Beaumont and Montgomery see this pattern in the teeth of children who died in the workhouse during the famine, but also in the teeth of some of the adults. Since teeth form during childhood, this finding suggests that the adults suffered from—and overcame—one or more periods of chronic stress prior to the Great Famine. These stresses might have been caused by famine, but prolonged disease can leave similar isotopic traces, so they can't say for sure the adults experienced multiple periods of starvation.
This research comes at a time when micro-sampling of teeth is becoming a popular technique in archaeology.
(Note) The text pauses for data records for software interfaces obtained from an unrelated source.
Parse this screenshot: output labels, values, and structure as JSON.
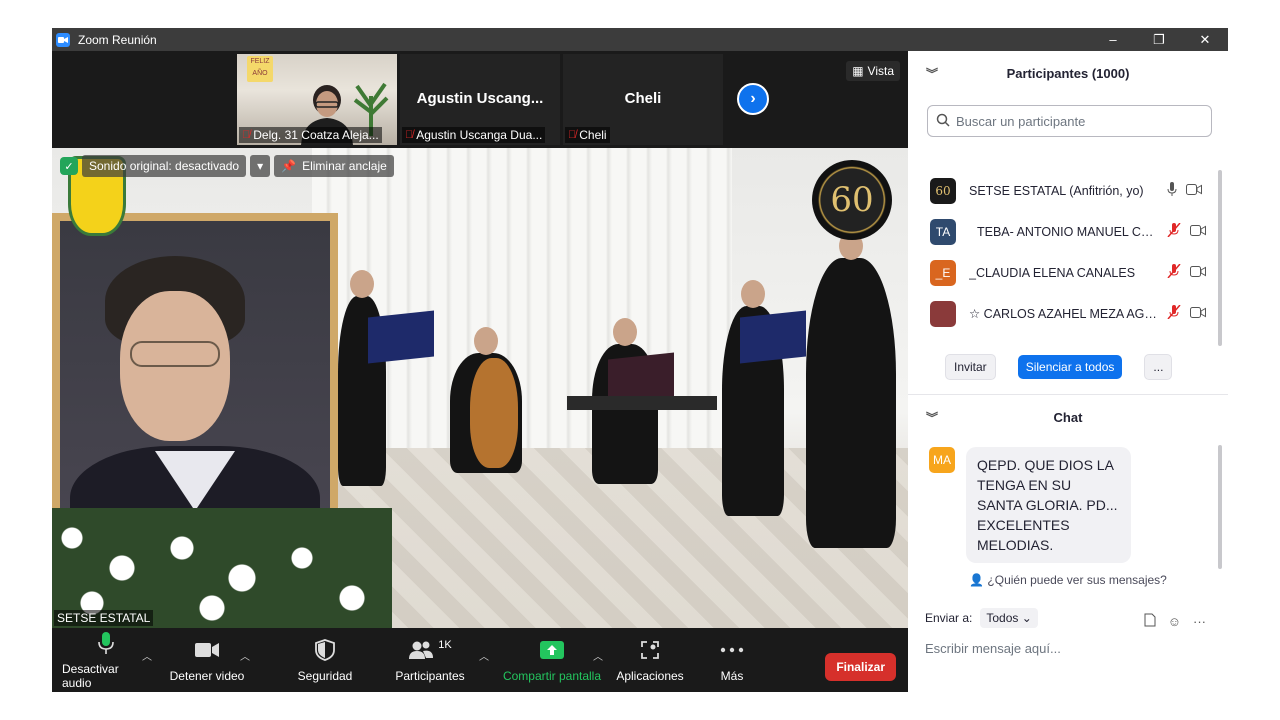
{
  "window": {
    "title": "Zoom Reunión",
    "min": "–",
    "restore": "❐",
    "close": "✕"
  },
  "strip": {
    "tiles": [
      {
        "type": "video",
        "label": "Delg. 31 Coatza Aleja...",
        "sign_text": "FELIZ AÑO"
      },
      {
        "type": "name",
        "name": "Agustin  Uscang...",
        "label": "Agustin Uscanga Dua..."
      },
      {
        "type": "name",
        "name": "Cheli",
        "label": "Cheli"
      }
    ],
    "view_label": "Vista"
  },
  "main_video": {
    "audio_status": "Sonido original: desactivado",
    "unpin_label": "Eliminar anclaje",
    "speaker": "SETSE ESTATAL",
    "logo_number": "60"
  },
  "toolbar": {
    "items": [
      {
        "label": "Desactivar audio",
        "icon": "microphone-icon"
      },
      {
        "label": "Detener video",
        "icon": "video-camera-icon"
      },
      {
        "label": "Seguridad",
        "icon": "shield-icon"
      },
      {
        "label": "Participantes",
        "icon": "participants-icon",
        "count": "1K"
      },
      {
        "label": "Compartir pantalla",
        "icon": "share-screen-icon"
      },
      {
        "label": "Aplicaciones",
        "icon": "apps-icon"
      },
      {
        "label": "Más",
        "icon": "more-icon"
      }
    ],
    "end_label": "Finalizar"
  },
  "participants": {
    "header": "Participantes (1000)",
    "search_placeholder": "Buscar un participante",
    "list": [
      {
        "avatar_text": "60",
        "avatar_color": "#1a1a1a",
        "name": "SETSE ESTATAL (Anfitrión, yo)",
        "muted": false
      },
      {
        "avatar_text": "TA",
        "avatar_color": "#2f4a6e",
        "name": "TEBA- ANTONIO MANUEL CO...",
        "muted": true
      },
      {
        "avatar_text": "_E",
        "avatar_color": "#d9661f",
        "name": "_CLAUDIA ELENA CANALES",
        "muted": true
      },
      {
        "avatar_text": "",
        "avatar_color": "#8a3a3a",
        "name": "☆ CARLOS AZAHEL MEZA AGU...",
        "muted": true
      }
    ],
    "invite": "Invitar",
    "mute_all": "Silenciar a todos",
    "more": "..."
  },
  "chat": {
    "header": "Chat",
    "messages": [
      {
        "avatar_text": "MA",
        "text": "QEPD. QUE DIOS LA TENGA EN SU SANTA GLORIA. PD... EXCELENTES MELODIAS."
      }
    ],
    "who_can_see": "¿Quién puede ver sus mensajes?",
    "send_to_label": "Enviar a:",
    "send_to_value": "Todos",
    "input_placeholder": "Escribir mensaje aquí..."
  },
  "colors": {
    "zoom_blue": "#0e72ed",
    "end_red": "#d6302b",
    "share_green": "#23c55e",
    "muted_red": "#e02828"
  }
}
A recent study by researchers at McMaster University, for example, micro-sampled tooth dentine to look at cases of rickets, a deficiency of vitamin D.
Beaumont has plans to expand this research and to correlate this new methodology with other techniques useful for finding evidence of famine. “I have some teeth from other populations with nutritional deficiencies which I am micro-sampling to try to achieve a resolution that matches the physical signs, such as enamel hypoplasias," Beaumont tells mental_floss. (An enamel hypoplasia is a defect in tooth enamel.) "I want to work with others in the field to investigate the histology.”
Studies into ancient diets are not just useful for archaeologists; sadly, starvation and famine are not things of the past. Their findings can also be used by forensic anthropologists investigating recent deaths, especially, as the researchers write, “of populations and individuals for whom nutritional stress may have contributed to their death.” This work may prove critically important in the future for solving forensic cases of fatally malnourished children.
As for the skeletal remains of the 20 people studied—they were all re-interred at the Famine Memorial Garden in Kilkenny.